that the United States and its European allies developed in an
effort to maintain control of their colonies and neo-colonies
in countries such as Algeria, the Congo, India, Northern Ireland,
Chile, and Vietnam. With Hoover's death and Webster's ascendancy
at the FBI and then the CLA, the two sets of spies came gradually
to coordinate and integrate their work. The combined experience
of these veteran covert operatives has given rise to a growing
literature and theory of counter-insurgency. Their widely circulated
texts and manuals restate the basic precepts of COINTELPRO and
pound home the necessity for continuous covert operations. The
leading treatise, Low-Intensity Operations: Subversion, Insurgency,
and Peacekeeping, by Frank Kitson, British commander in Kenya,
Malaysia, Cyprus, and Northern Ireland, insists that infiltration
and "psychological operations" be mounted against dissident
groups in "normal times," before any mass movement can
Careerism, old boy networks, theories, and treatises help
to perpetuate domestic covert action. The persistence of such
operations can be fully explained, however, only in terms of their
value to economic and political elites. Any social order based
on inequality of wealth and power depends, to some degree, on
political repression to control the disadvantaged majority. Modern
U.S. elites have particular need for covert measures because the
war at home is primarily the responsibility of the federal government,
a government which is under intense pressure to appear to be democratic.
The federal government has become the main arm of domestic repression
through a series of historic developments. First, internal political
conflict has come to focus increasingly on issues of public policy.
Second, business and industry, which once played a major role,
now rely on the public sector for unprofitable support services-from
post offices, airports, roads, and job training to the pacification
of workers and markets at home and abroad. They are no longer
willing to maintain a large-scale in-house apparatus for repressing
societal political dissent or to purchase such services from private
agencies. Finally, state and local governments lack the funds
and personnel to cope with countrywide dissident movements. Federal
coordination and direction is demanded by the national integration
of the U.S. economy and culture, with its geographically mobile
population and instant communication.
For all these reasons, U.S. domestic political repression
is now effectively nationalized. Local police may still be the
foot soldiers for many arrests, raids, beatings, and infiltrations;
college administrators, corporate security forces, and private
right-wing groups may also help out. But when it comes to full-scale
strategic, coordinated domestic counter-insurgency, only "the

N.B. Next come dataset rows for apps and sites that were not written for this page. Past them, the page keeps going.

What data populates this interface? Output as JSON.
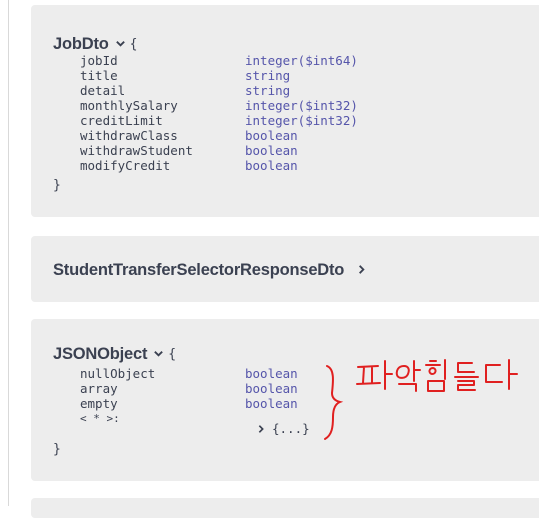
{
  "job_dto": {
    "title": "JobDto",
    "open_brace": "{",
    "close_brace": "}",
    "properties": [
      {
        "name": "jobId",
        "type": "integer($int64)"
      },
      {
        "name": "title",
        "type": "string"
      },
      {
        "name": "detail",
        "type": "string"
      },
      {
        "name": "monthlySalary",
        "type": "integer($int32)"
      },
      {
        "name": "creditLimit",
        "type": "integer($int32)"
      },
      {
        "name": "withdrawClass",
        "type": "boolean"
      },
      {
        "name": "withdrawStudent",
        "type": "boolean"
      },
      {
        "name": "modifyCredit",
        "type": "boolean"
      }
    ]
  },
  "student_transfer": {
    "title": "StudentTransferSelectorResponseDto"
  },
  "json_object": {
    "title": "JSONObject",
    "open_brace": "{",
    "close_brace": "}",
    "properties": [
      {
        "name": "nullObject",
        "type": "boolean"
      },
      {
        "name": "array",
        "type": "boolean"
      },
      {
        "name": "empty",
        "type": "boolean"
      }
    ],
    "additional_label": "< * >:",
    "collapsed_label": "{...}",
    "annotation": "파악힘들다"
  },
  "colors": {
    "card_bg": "#ededed",
    "text": "#3b4151",
    "type": "#55a",
    "annotation": "#e02020"
  }
}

Feds" can do the job.
But the federal government has other imperatives. It strives
to maintain U.S. control over world markets and resources in an
era when most of Asia, Africa, and Latin America have been legally

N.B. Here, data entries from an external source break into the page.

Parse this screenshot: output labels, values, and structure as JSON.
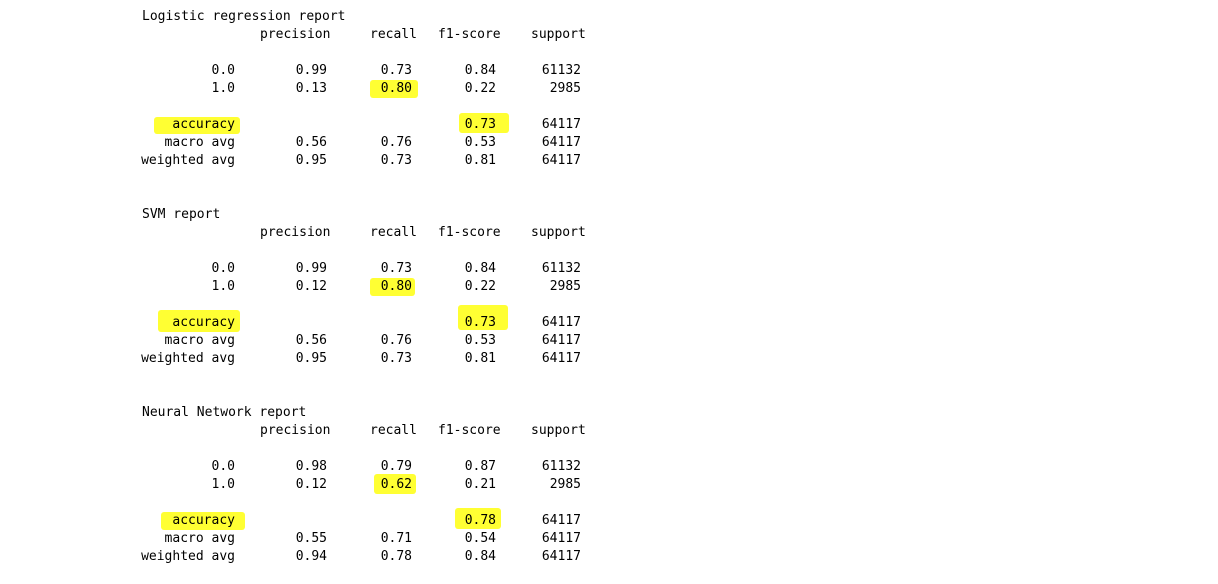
{
  "header": {
    "precision": "precision",
    "recall": "recall",
    "f1": "f1-score",
    "support": "support"
  },
  "reports": [
    {
      "title": "Logistic regression report",
      "class0": {
        "label": "0.0",
        "precision": "0.99",
        "recall": "0.73",
        "f1": "0.84",
        "support": "61132"
      },
      "class1": {
        "label": "1.0",
        "precision": "0.13",
        "recall": "0.80",
        "f1": "0.22",
        "support": "2985"
      },
      "accuracy": {
        "label": "accuracy",
        "f1": "0.73",
        "support": "64117"
      },
      "macro": {
        "label": "macro avg",
        "precision": "0.56",
        "recall": "0.76",
        "f1": "0.53",
        "support": "64117"
      },
      "weighted": {
        "label": "weighted avg",
        "precision": "0.95",
        "recall": "0.73",
        "f1": "0.81",
        "support": "64117"
      }
    },
    {
      "title": "SVM report",
      "class0": {
        "label": "0.0",
        "precision": "0.99",
        "recall": "0.73",
        "f1": "0.84",
        "support": "61132"
      },
      "class1": {
        "label": "1.0",
        "precision": "0.12",
        "recall": "0.80",
        "f1": "0.22",
        "support": "2985"
      },
      "accuracy": {
        "label": "accuracy",
        "f1": "0.73",
        "support": "64117"
      },
      "macro": {
        "label": "macro avg",
        "precision": "0.56",
        "recall": "0.76",
        "f1": "0.53",
        "support": "64117"
      },
      "weighted": {
        "label": "weighted avg",
        "precision": "0.95",
        "recall": "0.73",
        "f1": "0.81",
        "support": "64117"
      }
    },
    {
      "title": "Neural Network report",
      "class0": {
        "label": "0.0",
        "precision": "0.98",
        "recall": "0.79",
        "f1": "0.87",
        "support": "61132"
      },
      "class1": {
        "label": "1.0",
        "precision": "0.12",
        "recall": "0.62",
        "f1": "0.21",
        "support": "2985"
      },
      "accuracy": {
        "label": "accuracy",
        "f1": "0.78",
        "support": "64117"
      },
      "macro": {
        "label": "macro avg",
        "precision": "0.55",
        "recall": "0.71",
        "f1": "0.54",
        "support": "64117"
      },
      "weighted": {
        "label": "weighted avg",
        "precision": "0.94",
        "recall": "0.78",
        "f1": "0.84",
        "support": "64117"
      }
    }
  ],
  "highlight_color": "#ffff33"
}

decolonized. It competes internationally with the Soviet Union,
Germany, and Japan. At the same time, it needs patriotic support,
or at least passive acquiescence, at home. For all these purposes,
it must effectively promote the image of the United States as
leader of the "free world," complete with free speech
and the rule of law.
If the U.S. government is seen as unduly repressive within
its own borders, however, it will have trouble maintaining the
allegiance of its citizenry and competing effectively for world
influence. It can sustain its legitimacy, while effectively marginalizing
or eliminating domestic dissent, if it makes the victims of official
violence appear to be the aggressors and provokes dissident movements
to tear themselves apart through factionalism and other modes
of self-destruction. No wonder covert action is here to stay.
excerpted from the book
War at Home
by Brian Glick
South End Press
116 Saint Botolph Street, Boston, MA 02115